Among the entries below, which lines include the string "last"? Show each one.

(Items from an interface collection)
++++

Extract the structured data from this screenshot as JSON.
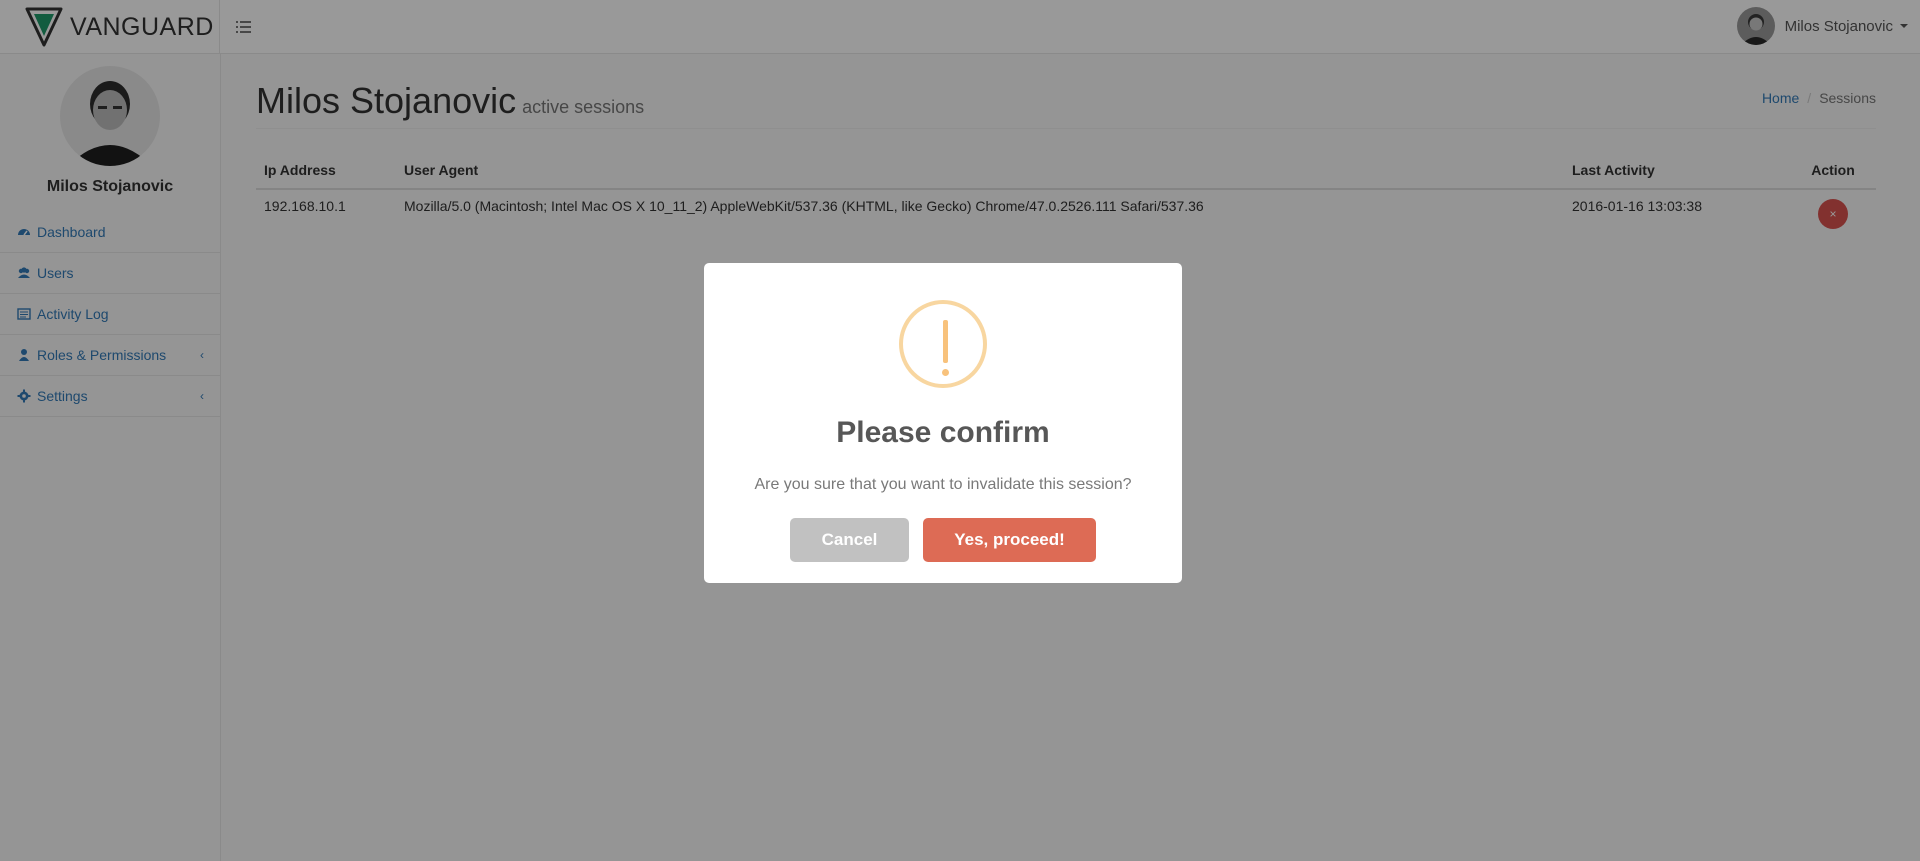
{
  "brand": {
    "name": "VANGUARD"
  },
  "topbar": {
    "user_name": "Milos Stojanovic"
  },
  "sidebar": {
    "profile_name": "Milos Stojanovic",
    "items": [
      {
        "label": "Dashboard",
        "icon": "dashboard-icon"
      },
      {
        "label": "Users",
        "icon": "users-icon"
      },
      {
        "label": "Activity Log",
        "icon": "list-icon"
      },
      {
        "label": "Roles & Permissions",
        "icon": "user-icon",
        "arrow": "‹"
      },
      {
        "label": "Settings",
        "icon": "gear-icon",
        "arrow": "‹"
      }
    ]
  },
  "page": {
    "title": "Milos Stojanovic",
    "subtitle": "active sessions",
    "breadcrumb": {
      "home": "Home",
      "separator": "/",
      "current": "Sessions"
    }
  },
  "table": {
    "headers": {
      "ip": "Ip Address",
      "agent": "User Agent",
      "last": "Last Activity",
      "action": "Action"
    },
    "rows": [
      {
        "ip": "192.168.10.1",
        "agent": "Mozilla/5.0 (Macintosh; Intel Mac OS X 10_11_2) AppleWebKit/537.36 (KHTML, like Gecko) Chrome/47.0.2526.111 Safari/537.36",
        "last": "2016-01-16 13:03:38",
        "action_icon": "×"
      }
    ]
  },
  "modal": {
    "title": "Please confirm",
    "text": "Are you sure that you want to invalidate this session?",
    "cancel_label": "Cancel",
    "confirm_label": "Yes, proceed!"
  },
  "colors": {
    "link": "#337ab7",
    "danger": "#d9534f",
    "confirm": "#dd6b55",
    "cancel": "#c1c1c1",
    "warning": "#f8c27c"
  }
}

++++

- _Completed task_
      "last": "Last Activity",
        "last": "2016-01-16 13:03:38",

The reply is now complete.